• Work instruction
Where an image appears in the data, omit it and reproduce the rest exactly.

• Data to use

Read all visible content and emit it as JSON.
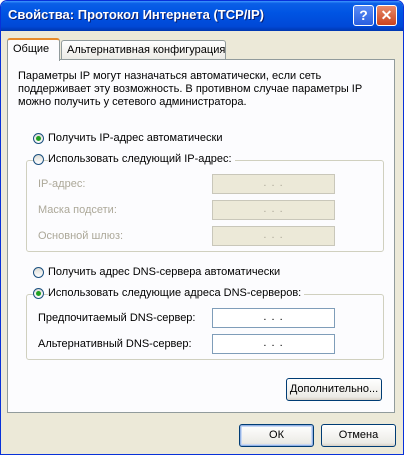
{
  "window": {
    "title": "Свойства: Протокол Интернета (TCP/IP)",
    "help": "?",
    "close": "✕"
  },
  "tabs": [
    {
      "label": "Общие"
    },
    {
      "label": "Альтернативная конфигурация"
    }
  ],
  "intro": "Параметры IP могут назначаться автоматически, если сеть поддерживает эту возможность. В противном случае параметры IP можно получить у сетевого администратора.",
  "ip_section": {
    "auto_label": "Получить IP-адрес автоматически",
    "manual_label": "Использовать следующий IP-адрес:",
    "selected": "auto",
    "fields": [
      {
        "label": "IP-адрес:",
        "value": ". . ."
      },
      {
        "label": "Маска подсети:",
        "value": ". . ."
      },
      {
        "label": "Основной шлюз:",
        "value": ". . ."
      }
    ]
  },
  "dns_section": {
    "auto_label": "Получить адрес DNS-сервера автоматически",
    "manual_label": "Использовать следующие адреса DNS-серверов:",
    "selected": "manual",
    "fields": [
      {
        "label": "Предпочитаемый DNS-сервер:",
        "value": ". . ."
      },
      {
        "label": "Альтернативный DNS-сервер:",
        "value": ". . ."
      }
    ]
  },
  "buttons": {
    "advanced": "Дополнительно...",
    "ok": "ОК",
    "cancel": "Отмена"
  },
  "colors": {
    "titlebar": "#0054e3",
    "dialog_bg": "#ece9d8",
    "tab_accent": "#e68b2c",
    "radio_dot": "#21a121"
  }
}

• Solution
Read all visible content and emit it as JSON.
{
  "window": {
    "title": "Свойства: Протокол Интернета (TCP/IP)",
    "help": "?",
    "close": "✕"
  },
  "tabs": [
    {
      "label": "Общие"
    },
    {
      "label": "Альтернативная конфигурация"
    }
  ],
  "intro": "Параметры IP могут назначаться автоматически, если сеть поддерживает эту возможность. В противном случае параметры IP можно получить у сетевого администратора.",
  "ip_section": {
    "auto_label": "Получить IP-адрес автоматически",
    "manual_label": "Использовать следующий IP-адрес:",
    "selected": "auto",
    "fields": [
      {
        "label": "IP-адрес:",
        "value": ". . ."
      },
      {
        "label": "Маска подсети:",
        "value": ". . ."
      },
      {
        "label": "Основной шлюз:",
        "value": ". . ."
      }
    ]
  },
  "dns_section": {
    "auto_label": "Получить адрес DNS-сервера автоматически",
    "manual_label": "Использовать следующие адреса DNS-серверов:",
    "selected": "manual",
    "fields": [
      {
        "label": "Предпочитаемый DNS-сервер:",
        "value": ". . ."
      },
      {
        "label": "Альтернативный DNS-сервер:",
        "value": ". . ."
      }
    ]
  },
  "buttons": {
    "advanced": "Дополнительно...",
    "ok": "ОК",
    "cancel": "Отмена"
  },
  "colors": {
    "titlebar": "#0054e3",
    "dialog_bg": "#ece9d8",
    "tab_accent": "#e68b2c",
    "radio_dot": "#21a121"
  }
}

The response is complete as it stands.